Date of Award


Document Type


First Advisor

Ted Bitner

Second Advisor

Colleen McCracken

Third Advisor

Catherine Sherwood-Laughlin

Fourth Advisor

Matthew Beekley


With the evolution of technology well underway, many of the consequences of its changes to our social interactions between doctor and patient have gone unnoted. With a computer in the room, healthcare professionals may be less likely to listen, touch, or communicate in the same way that they have in the past. This change appears to alter the relationship building process between a doctor and their patient. If trust and faith in the professional are tampered with, this could directly correlate to patient follow-through and outcome. In order to better understand the psychological response to the means of communication, touch, time and malpractice are analyzed. Since there is little information on some of these topics, related articles are used to make correlations and hypothesize on the outcome of different relative practices.
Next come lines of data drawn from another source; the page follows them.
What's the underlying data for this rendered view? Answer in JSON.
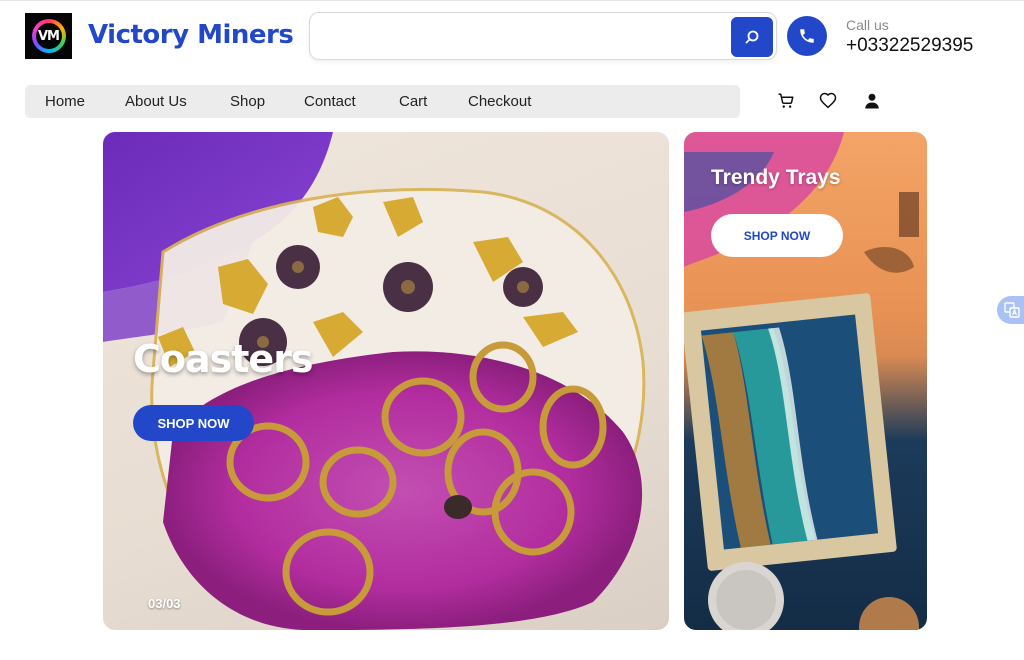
{
  "brand": {
    "name": "Victory Miners",
    "logo_text": "VM"
  },
  "search": {
    "placeholder": ""
  },
  "contact": {
    "label": "Call us",
    "phone": "+03322529395"
  },
  "nav": {
    "items": [
      "Home",
      "About Us",
      "Shop",
      "Contact",
      "Cart",
      "Checkout"
    ]
  },
  "header_icons": [
    "cart-icon",
    "heart-icon",
    "user-icon"
  ],
  "hero": {
    "main": {
      "title": "Coasters",
      "button": "SHOP NOW",
      "counter": "03/03"
    },
    "side": {
      "title": "Trendy Trays",
      "button": "SHOP NOW"
    }
  },
  "colors": {
    "accent": "#2248c9",
    "nav_bg": "#ececec",
    "hero_pink": "#b22d9f",
    "resin_gold": "#d5a72a"
  }
}
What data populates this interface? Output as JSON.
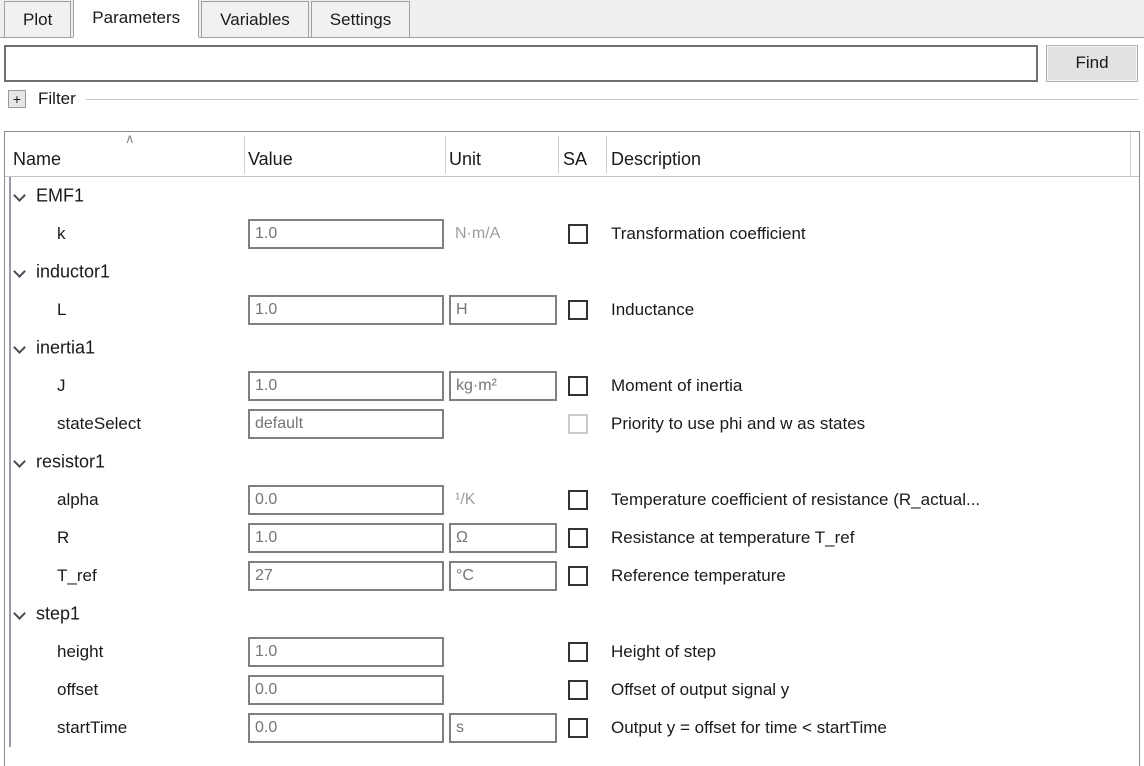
{
  "tabs": [
    {
      "label": "Plot",
      "active": false
    },
    {
      "label": "Parameters",
      "active": true
    },
    {
      "label": "Variables",
      "active": false
    },
    {
      "label": "Settings",
      "active": false
    }
  ],
  "search": {
    "value": "",
    "placeholder": "",
    "find_label": "Find"
  },
  "filter": {
    "expander_label": "+",
    "label": "Filter"
  },
  "table": {
    "columns": [
      {
        "key": "name",
        "label": "Name",
        "sorted": true,
        "sort_indicator": "∧"
      },
      {
        "key": "value",
        "label": "Value"
      },
      {
        "key": "unit",
        "label": "Unit"
      },
      {
        "key": "sa",
        "label": "SA"
      },
      {
        "key": "description",
        "label": "Description"
      }
    ],
    "rows": [
      {
        "type": "group",
        "name": "EMF1",
        "expanded": true
      },
      {
        "type": "param",
        "name": "k",
        "value": "1.0",
        "unit": "N·m/A",
        "unit_boxed": false,
        "sa_checked": false,
        "sa_enabled": true,
        "description": "Transformation coefficient"
      },
      {
        "type": "group",
        "name": "inductor1",
        "expanded": true
      },
      {
        "type": "param",
        "name": "L",
        "value": "1.0",
        "unit": "H",
        "unit_boxed": true,
        "sa_checked": false,
        "sa_enabled": true,
        "description": "Inductance"
      },
      {
        "type": "group",
        "name": "inertia1",
        "expanded": true
      },
      {
        "type": "param",
        "name": "J",
        "value": "1.0",
        "unit": "kg·m²",
        "unit_boxed": true,
        "sa_checked": false,
        "sa_enabled": true,
        "description": "Moment of inertia"
      },
      {
        "type": "param",
        "name": "stateSelect",
        "value": "default",
        "unit": "",
        "unit_boxed": false,
        "sa_checked": false,
        "sa_enabled": false,
        "description": "Priority to use phi and w as states"
      },
      {
        "type": "group",
        "name": "resistor1",
        "expanded": true
      },
      {
        "type": "param",
        "name": "alpha",
        "value": "0.0",
        "unit": "¹/K",
        "unit_boxed": false,
        "sa_checked": false,
        "sa_enabled": true,
        "description": "Temperature coefficient of resistance (R_actual..."
      },
      {
        "type": "param",
        "name": "R",
        "value": "1.0",
        "unit": "Ω",
        "unit_boxed": true,
        "sa_checked": false,
        "sa_enabled": true,
        "description": "Resistance at temperature T_ref"
      },
      {
        "type": "param",
        "name": "T_ref",
        "value": "27",
        "unit": "°C",
        "unit_boxed": true,
        "sa_checked": false,
        "sa_enabled": true,
        "description": "Reference temperature"
      },
      {
        "type": "group",
        "name": "step1",
        "expanded": true
      },
      {
        "type": "param",
        "name": "height",
        "value": "1.0",
        "unit": "",
        "unit_boxed": false,
        "sa_checked": false,
        "sa_enabled": true,
        "description": "Height of step"
      },
      {
        "type": "param",
        "name": "offset",
        "value": "0.0",
        "unit": "",
        "unit_boxed": false,
        "sa_checked": false,
        "sa_enabled": true,
        "description": "Offset of output signal y"
      },
      {
        "type": "param",
        "name": "startTime",
        "value": "0.0",
        "unit": "s",
        "unit_boxed": true,
        "sa_checked": false,
        "sa_enabled": true,
        "description": "Output y = offset for time < startTime"
      }
    ]
  }
}
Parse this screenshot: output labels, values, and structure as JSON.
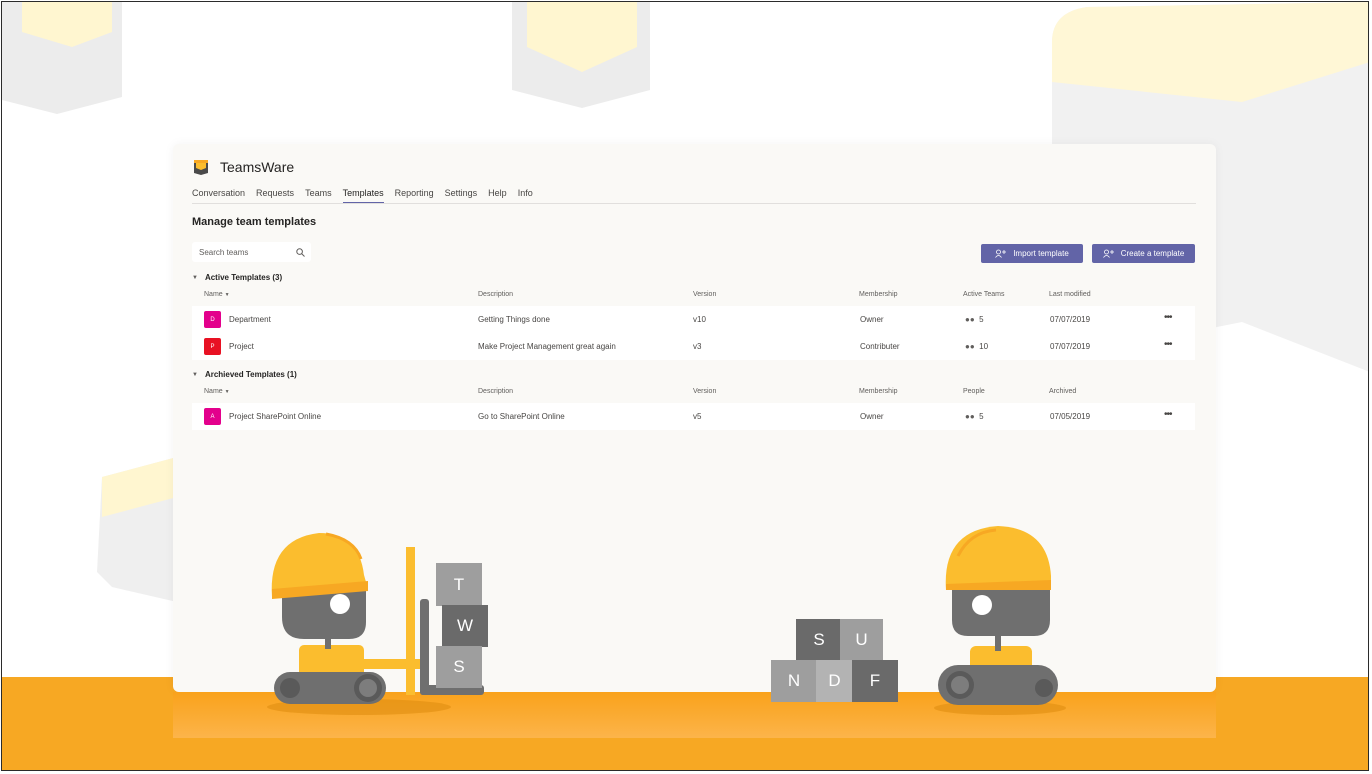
{
  "app": {
    "title": "TeamsWare"
  },
  "tabs": [
    "Conversation",
    "Requests",
    "Teams",
    "Templates",
    "Reporting",
    "Settings",
    "Help",
    "Info"
  ],
  "active_tab": "Templates",
  "page_title": "Manage team templates",
  "search": {
    "placeholder": "Search teams"
  },
  "buttons": {
    "import": "Import template",
    "create": "Create a template"
  },
  "active_section": {
    "title": "Active Templates (3)",
    "headers": [
      "Name",
      "Description",
      "Version",
      "Membership",
      "Active Teams",
      "Last modified"
    ],
    "rows": [
      {
        "initial": "D",
        "name": "Department",
        "description": "Getting Things done",
        "version": "v10",
        "membership": "Owner",
        "count": "5",
        "date": "07/07/2019",
        "color": "#e3008c"
      },
      {
        "initial": "P",
        "name": "Project",
        "description": "Make Project Management great again",
        "version": "v3",
        "membership": "Contributer",
        "count": "10",
        "date": "07/07/2019",
        "color": "#e81123"
      }
    ]
  },
  "archived_section": {
    "title": "Archieved Templates (1)",
    "headers": [
      "Name",
      "Description",
      "Version",
      "Membership",
      "People",
      "Archived"
    ],
    "rows": [
      {
        "initial": "A",
        "name": "Project SharePoint Online",
        "description": "Go to SharePoint Online",
        "version": "v5",
        "membership": "Owner",
        "count": "5",
        "date": "07/05/2019",
        "color": "#e3008c"
      }
    ]
  },
  "blocks_left": [
    "T",
    "W",
    "S"
  ],
  "blocks_right": [
    "S",
    "U",
    "N",
    "D",
    "F"
  ],
  "colors": {
    "accent": "#6264a7",
    "orange": "#f7a823",
    "helmet": "#fbbd2e",
    "robot_gray": "#6f6f6f"
  }
}
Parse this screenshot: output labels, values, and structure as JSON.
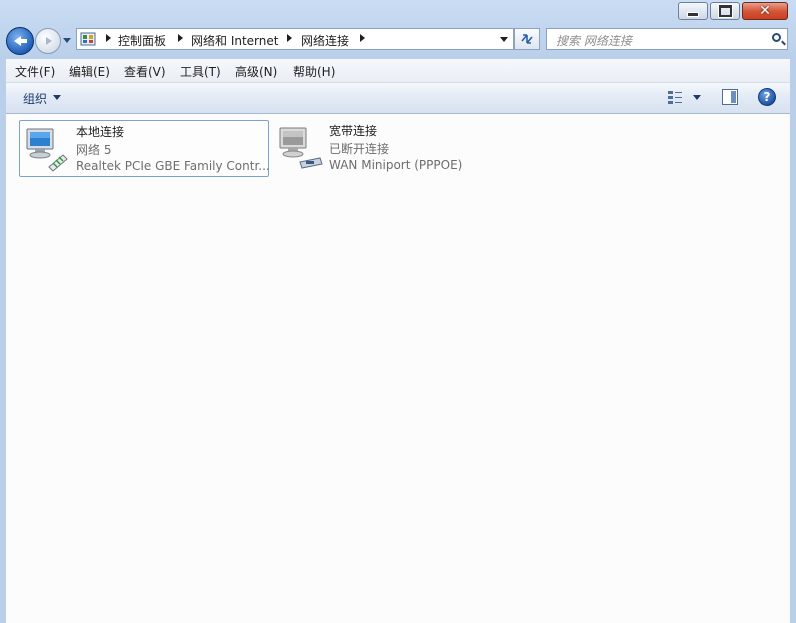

An empirical study of the impact of these factors was done via Amazon Mechanical Turk (n=60). Results show that there does seem to be an effect of the computer on the doctor-patient relationship and the resulting care of the patient.


Honor Scholar Thesis